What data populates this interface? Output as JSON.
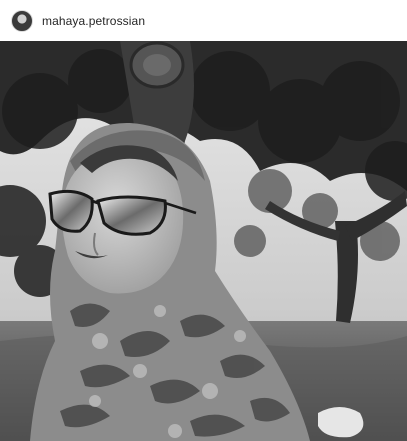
{
  "post": {
    "username": "mahaya.petrossian",
    "avatar_icon": "profile-avatar",
    "photo_style": "black-and-white"
  }
}
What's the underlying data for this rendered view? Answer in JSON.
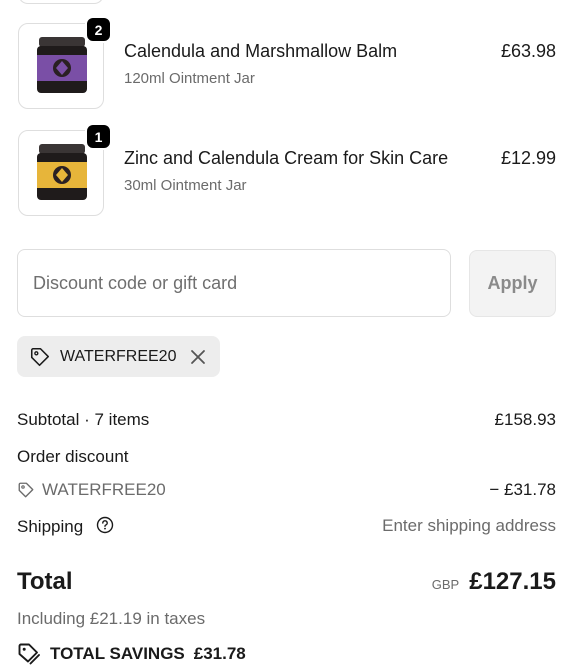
{
  "line_items": [
    {
      "quantity": "2",
      "name": "Calendula and Marshmallow Balm",
      "variant": "120ml Ointment Jar",
      "price": "£63.98",
      "label_color": "#7a4fa6"
    },
    {
      "quantity": "1",
      "name": "Zinc and Calendula Cream for Skin Care",
      "variant": "30ml Ointment Jar",
      "price": "£12.99",
      "label_color": "#e7b53a"
    }
  ],
  "discount": {
    "placeholder": "Discount code or gift card",
    "apply_label": "Apply",
    "applied_code": "WATERFREE20"
  },
  "summary": {
    "subtotal_label": "Subtotal · 7 items",
    "subtotal_value": "£158.93",
    "order_discount_label": "Order discount",
    "discount_code": "WATERFREE20",
    "discount_value": "− £31.78",
    "shipping_label": "Shipping",
    "shipping_value": "Enter shipping address",
    "total_label": "Total",
    "currency": "GBP",
    "total_value": "£127.15",
    "taxes_note": "Including £21.19 in taxes",
    "savings_label": "TOTAL SAVINGS",
    "savings_value": "£31.78"
  }
}
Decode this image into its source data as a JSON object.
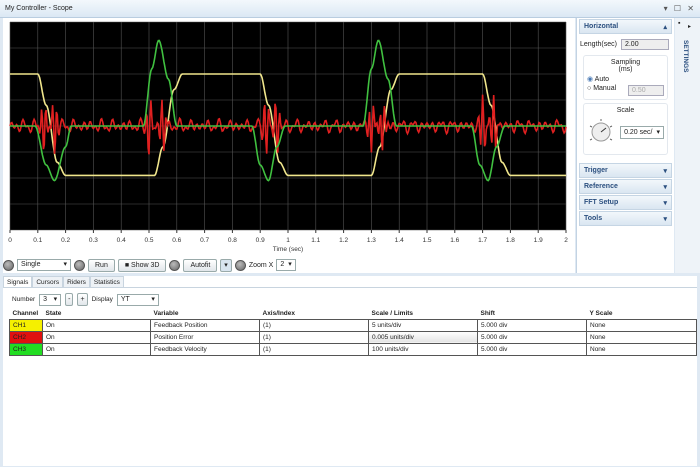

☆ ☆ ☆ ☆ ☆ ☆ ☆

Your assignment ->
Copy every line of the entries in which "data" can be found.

Exercise response ->
What data populates this interface? Output as JSON.
What's the underlying data for this rendered view? Answer in JSON.
Decode this image into its source data as a JSON object.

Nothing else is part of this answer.